It also stings a little more for Miami when you factor in that this same organization remains the only team to run the table back in 1972. How the mighty have fallen. Oh, sure it's easy to toss this year's edition on the ash heap and write them off as underachievers, but is it that simple? Are we doing ourselves a disservice when we fail to consider that there may be elements of greatness in a winless campaign? That, my friends, is why we break things down scientifically.
What the name "Shula" means to them:
What the name "Saban" means to them:
Does the QB's name inspire confidence?
On any given Sunday...
'72 Dolphins: We will win.
'07 Dolphins: We play like a decent Div. III school... but an honest Div. III school!

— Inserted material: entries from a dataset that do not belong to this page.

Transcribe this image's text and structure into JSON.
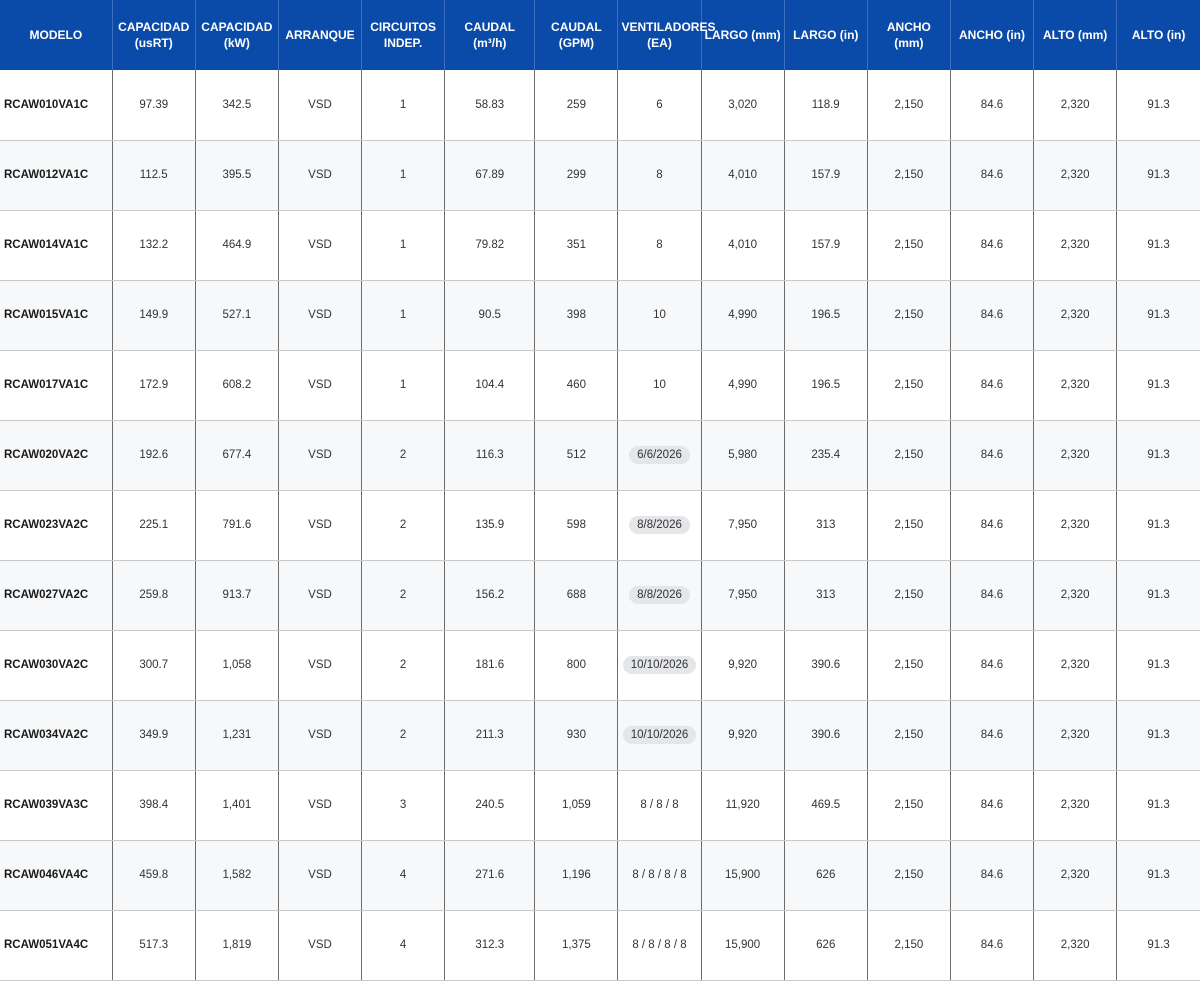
{
  "headers": [
    "MODELO",
    "CAPACIDAD (usRT)",
    "CAPACIDAD (kW)",
    "ARRANQUE",
    "CIRCUITOS INDEP.",
    "CAUDAL (m³/h)",
    "CAUDAL (GPM)",
    "VENTILADORES (EA)",
    "LARGO (mm)",
    "LARGO (in)",
    "ANCHO (mm)",
    "ANCHO (in)",
    "ALTO (mm)",
    "ALTO (in)"
  ],
  "rows": [
    {
      "model": "RCAW010VA1C",
      "cap_usrt": "97.39",
      "cap_kw": "342.5",
      "arranque": "VSD",
      "circuitos": "1",
      "caudal_m3h": "58.83",
      "caudal_gpm": "259",
      "ventiladores": "6",
      "ventiladores_chip": false,
      "largo_mm": "3,020",
      "largo_in": "118.9",
      "ancho_mm": "2,150",
      "ancho_in": "84.6",
      "alto_mm": "2,320",
      "alto_in": "91.3"
    },
    {
      "model": "RCAW012VA1C",
      "cap_usrt": "112.5",
      "cap_kw": "395.5",
      "arranque": "VSD",
      "circuitos": "1",
      "caudal_m3h": "67.89",
      "caudal_gpm": "299",
      "ventiladores": "8",
      "ventiladores_chip": false,
      "largo_mm": "4,010",
      "largo_in": "157.9",
      "ancho_mm": "2,150",
      "ancho_in": "84.6",
      "alto_mm": "2,320",
      "alto_in": "91.3"
    },
    {
      "model": "RCAW014VA1C",
      "cap_usrt": "132.2",
      "cap_kw": "464.9",
      "arranque": "VSD",
      "circuitos": "1",
      "caudal_m3h": "79.82",
      "caudal_gpm": "351",
      "ventiladores": "8",
      "ventiladores_chip": false,
      "largo_mm": "4,010",
      "largo_in": "157.9",
      "ancho_mm": "2,150",
      "ancho_in": "84.6",
      "alto_mm": "2,320",
      "alto_in": "91.3"
    },
    {
      "model": "RCAW015VA1C",
      "cap_usrt": "149.9",
      "cap_kw": "527.1",
      "arranque": "VSD",
      "circuitos": "1",
      "caudal_m3h": "90.5",
      "caudal_gpm": "398",
      "ventiladores": "10",
      "ventiladores_chip": false,
      "largo_mm": "4,990",
      "largo_in": "196.5",
      "ancho_mm": "2,150",
      "ancho_in": "84.6",
      "alto_mm": "2,320",
      "alto_in": "91.3"
    },
    {
      "model": "RCAW017VA1C",
      "cap_usrt": "172.9",
      "cap_kw": "608.2",
      "arranque": "VSD",
      "circuitos": "1",
      "caudal_m3h": "104.4",
      "caudal_gpm": "460",
      "ventiladores": "10",
      "ventiladores_chip": false,
      "largo_mm": "4,990",
      "largo_in": "196.5",
      "ancho_mm": "2,150",
      "ancho_in": "84.6",
      "alto_mm": "2,320",
      "alto_in": "91.3"
    },
    {
      "model": "RCAW020VA2C",
      "cap_usrt": "192.6",
      "cap_kw": "677.4",
      "arranque": "VSD",
      "circuitos": "2",
      "caudal_m3h": "116.3",
      "caudal_gpm": "512",
      "ventiladores": "6/6/2026",
      "ventiladores_chip": true,
      "largo_mm": "5,980",
      "largo_in": "235.4",
      "ancho_mm": "2,150",
      "ancho_in": "84.6",
      "alto_mm": "2,320",
      "alto_in": "91.3"
    },
    {
      "model": "RCAW023VA2C",
      "cap_usrt": "225.1",
      "cap_kw": "791.6",
      "arranque": "VSD",
      "circuitos": "2",
      "caudal_m3h": "135.9",
      "caudal_gpm": "598",
      "ventiladores": "8/8/2026",
      "ventiladores_chip": true,
      "largo_mm": "7,950",
      "largo_in": "313",
      "ancho_mm": "2,150",
      "ancho_in": "84.6",
      "alto_mm": "2,320",
      "alto_in": "91.3"
    },
    {
      "model": "RCAW027VA2C",
      "cap_usrt": "259.8",
      "cap_kw": "913.7",
      "arranque": "VSD",
      "circuitos": "2",
      "caudal_m3h": "156.2",
      "caudal_gpm": "688",
      "ventiladores": "8/8/2026",
      "ventiladores_chip": true,
      "largo_mm": "7,950",
      "largo_in": "313",
      "ancho_mm": "2,150",
      "ancho_in": "84.6",
      "alto_mm": "2,320",
      "alto_in": "91.3"
    },
    {
      "model": "RCAW030VA2C",
      "cap_usrt": "300.7",
      "cap_kw": "1,058",
      "arranque": "VSD",
      "circuitos": "2",
      "caudal_m3h": "181.6",
      "caudal_gpm": "800",
      "ventiladores": "10/10/2026",
      "ventiladores_chip": true,
      "largo_mm": "9,920",
      "largo_in": "390.6",
      "ancho_mm": "2,150",
      "ancho_in": "84.6",
      "alto_mm": "2,320",
      "alto_in": "91.3"
    },
    {
      "model": "RCAW034VA2C",
      "cap_usrt": "349.9",
      "cap_kw": "1,231",
      "arranque": "VSD",
      "circuitos": "2",
      "caudal_m3h": "211.3",
      "caudal_gpm": "930",
      "ventiladores": "10/10/2026",
      "ventiladores_chip": true,
      "largo_mm": "9,920",
      "largo_in": "390.6",
      "ancho_mm": "2,150",
      "ancho_in": "84.6",
      "alto_mm": "2,320",
      "alto_in": "91.3"
    },
    {
      "model": "RCAW039VA3C",
      "cap_usrt": "398.4",
      "cap_kw": "1,401",
      "arranque": "VSD",
      "circuitos": "3",
      "caudal_m3h": "240.5",
      "caudal_gpm": "1,059",
      "ventiladores": "8 / 8 / 8",
      "ventiladores_chip": false,
      "largo_mm": "11,920",
      "largo_in": "469.5",
      "ancho_mm": "2,150",
      "ancho_in": "84.6",
      "alto_mm": "2,320",
      "alto_in": "91.3"
    },
    {
      "model": "RCAW046VA4C",
      "cap_usrt": "459.8",
      "cap_kw": "1,582",
      "arranque": "VSD",
      "circuitos": "4",
      "caudal_m3h": "271.6",
      "caudal_gpm": "1,196",
      "ventiladores": "8 / 8 / 8 / 8",
      "ventiladores_chip": false,
      "largo_mm": "15,900",
      "largo_in": "626",
      "ancho_mm": "2,150",
      "ancho_in": "84.6",
      "alto_mm": "2,320",
      "alto_in": "91.3"
    },
    {
      "model": "RCAW051VA4C",
      "cap_usrt": "517.3",
      "cap_kw": "1,819",
      "arranque": "VSD",
      "circuitos": "4",
      "caudal_m3h": "312.3",
      "caudal_gpm": "1,375",
      "ventiladores": "8 / 8 / 8 / 8",
      "ventiladores_chip": false,
      "largo_mm": "15,900",
      "largo_in": "626",
      "ancho_mm": "2,150",
      "ancho_in": "84.6",
      "alto_mm": "2,320",
      "alto_in": "91.3"
    }
  ],
  "colors": {
    "header_bg": "#0a4aa8",
    "header_text": "#ffffff",
    "row_alt_bg": "#f6f8fa",
    "chip_bg": "#e4e6e9"
  }
}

Seriously, those '72 Fins won a bunch of games in collusion with the refs who were afraid to anger Don Shula while he was the head of the NFL's Competition Committee. I was there, I saw it too many times. This is also just a long-winded way to say...
ADVANTAGE: '07 'FINS!
Opportunities to get creative:
'72 Dolphins: RBs Larry Csonka, Jim Kiick, and Mercury Morris armed the offense with three completely different skill-sets that keep opponents guessing.
'07 Dolphins: Fans who are sick of putting paper bags over their heads can try to come up with a new way to acknowledge their humiliation. Might I suggest our old friend public drunkenness?
ADVANTAGE: '07 Dolphins. I've never drawn up an NFL game plan, but I sure have been "faced" in Miami, and it is great!
Draft day means:
Monday Night Football:
Okay, show of hands -- how many of you remember the original WFL -- not to be confused with NFL Europe? Huh? The Detroit Wheels? Philadelphia Bell? Chicago Fire? Or how about one of the strangest team names in professional sports history: The Birmingham Vulcans!
Wait 'til next year when:
South Beach is synonymous with:
Nowhere to go but...
So there you have it -- it's all so simple when you break things down scientifically. In a stunner for the ages, the advantage goes to... the '07 DOLPHINS!
I better go check my math, but in the meantime I guess you could call this a triumph of hope over satisfaction. Anticipation over fruition... or just plain crazy.
Until next time, I'm Nick Bakay reminding you the numbers never lie... and by next time I mean later this week, right here at the dot-com!